The symmetry of Israelis and Turks dwarfs any differences. I speak for many in Turkey who treasure our long friendship with Israel and remain optimistic that there is a path for reconciliation based on our shared values.
What similarities, if any, do you see between Judaism and Islam?
Very similar traditions, theologies and rituals. Of all our shared values, the most important to me, as a healer, is that “If you don’t nurture yourself, you cannot share your health with others.” We need to love ourselves so we can love our fellow human beings.
What are your thoughts on the Arab-Israeli conflict?
I often think we’re arguing about crumbs rather than focusing on building [a] bigger pie. There’s so much opportunity that I see throughout my travels in the Middle East, and the biggest resource by far are the people. Not the oil, or the land, but the people.
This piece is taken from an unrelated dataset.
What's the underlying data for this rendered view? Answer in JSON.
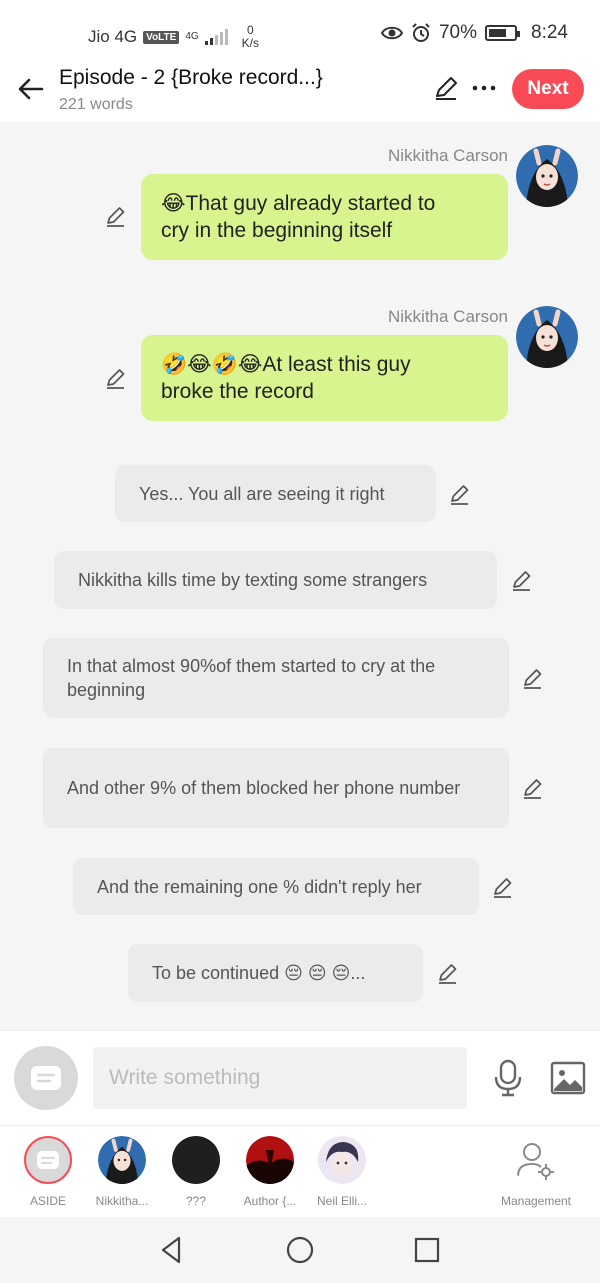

You recently met Dr. Miriam and Sheldon Adelson when you were all honored by our organization This World: The Values Network, for promoting universal Jewish values. After I interviewed you and Lisa on stage and you said you had not visited Israel, they immediately offered to make the trip possible. What is your impression of them?
I appreciate their passion in getting friends of the Jewish people to visit Israel, myself included. I am incredibly impressed by their intellect, generosity and wisdom. I spoke to Dr. Adelson at length about her vision for changing how we help troubled youth around the world. She wants to invest in kids because they are our future and always will be. I look forward to visiting her addiction clinic in Tel Aviv where she helps people who have fallen prey to addictive behavior as they try and cope with the challenges of life. I applaud Mr. Adelson for being wise enough to marry such a wise woman and brilliant physician. And by the way, Sheldon’s not so bad himself.
Why have you and I spent most of the plane trip talking about my upcoming book on lust?
As I watched your wife Debbie fall asleep as she read the final draft of your newest book, I could not help...but to ask why you, Shmuley, think that love is the death of marriage, and has to be replaced by lust? I’m intrigued to learn about how so many of us have lost the true sense of eroticism in healthy, sustained, monogamous relationships. And I speak as someone with 28 years of a track record in that area.
Debbie still hasn’t awoken from the book-induced coma. She follows your advice that it’s best to use natural remedies for sleep. But if you want to find out more about the book, Mehmet, you’re going to have to buy it. It’s not included in the price of the flight.
Dr. Mehmet Oz, “America’s Doctor,” and Rabbi Shmuley Boteach, “America’s Rabbi,” appeared live last night at the Jerusalem Press Club, alongside humanitarian Natan Sharansky, to discuss the values needed for a Middle East renaissance.
Kosher Lust is slated to be published in November. Follow Rabbi Shmuley on Twitter @RabbiShmuley.